■ BRIEF
Please retype all of the following entries exactly.

■ RECORD EXTRACTS
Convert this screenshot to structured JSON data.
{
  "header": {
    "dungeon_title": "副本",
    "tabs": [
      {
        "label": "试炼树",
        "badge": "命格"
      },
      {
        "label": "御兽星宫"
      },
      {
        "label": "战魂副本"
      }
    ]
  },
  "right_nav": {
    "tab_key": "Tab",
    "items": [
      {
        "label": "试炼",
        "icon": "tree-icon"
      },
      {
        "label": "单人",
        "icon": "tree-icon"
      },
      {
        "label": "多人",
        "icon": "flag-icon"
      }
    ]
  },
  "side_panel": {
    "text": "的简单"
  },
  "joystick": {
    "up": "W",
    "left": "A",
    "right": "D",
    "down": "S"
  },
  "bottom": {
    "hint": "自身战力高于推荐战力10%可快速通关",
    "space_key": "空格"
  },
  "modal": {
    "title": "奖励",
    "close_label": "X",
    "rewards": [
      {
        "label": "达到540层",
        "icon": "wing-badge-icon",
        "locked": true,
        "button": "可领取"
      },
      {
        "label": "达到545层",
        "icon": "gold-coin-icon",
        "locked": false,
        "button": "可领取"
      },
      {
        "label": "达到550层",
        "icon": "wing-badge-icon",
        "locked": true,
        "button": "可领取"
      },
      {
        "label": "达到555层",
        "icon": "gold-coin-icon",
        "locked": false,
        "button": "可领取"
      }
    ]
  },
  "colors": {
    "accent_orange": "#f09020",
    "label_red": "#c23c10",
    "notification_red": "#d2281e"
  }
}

■ EXPECTED ANSWER
Convert this screenshot to structured JSON data.
{
  "header": {
    "dungeon_title": "副本",
    "tabs": [
      {
        "label": "试炼树",
        "badge": "命格"
      },
      {
        "label": "御兽星宫"
      },
      {
        "label": "战魂副本"
      }
    ]
  },
  "right_nav": {
    "tab_key": "Tab",
    "items": [
      {
        "label": "试炼",
        "icon": "tree-icon"
      },
      {
        "label": "单人",
        "icon": "tree-icon"
      },
      {
        "label": "多人",
        "icon": "flag-icon"
      }
    ]
  },
  "side_panel": {
    "text": "的简单"
  },
  "joystick": {
    "up": "W",
    "left": "A",
    "right": "D",
    "down": "S"
  },
  "bottom": {
    "hint": "自身战力高于推荐战力10%可快速通关",
    "space_key": "空格"
  },
  "modal": {
    "title": "奖励",
    "close_label": "X",
    "rewards": [
      {
        "label": "达到540层",
        "icon": "wing-badge-icon",
        "locked": true,
        "button": "可领取"
      },
      {
        "label": "达到545层",
        "icon": "gold-coin-icon",
        "locked": false,
        "button": "可领取"
      },
      {
        "label": "达到550层",
        "icon": "wing-badge-icon",
        "locked": true,
        "button": "可领取"
      },
      {
        "label": "达到555层",
        "icon": "gold-coin-icon",
        "locked": false,
        "button": "可领取"
      }
    ]
  },
  "colors": {
    "accent_orange": "#f09020",
    "label_red": "#c23c10",
    "notification_red": "#d2281e"
  }
}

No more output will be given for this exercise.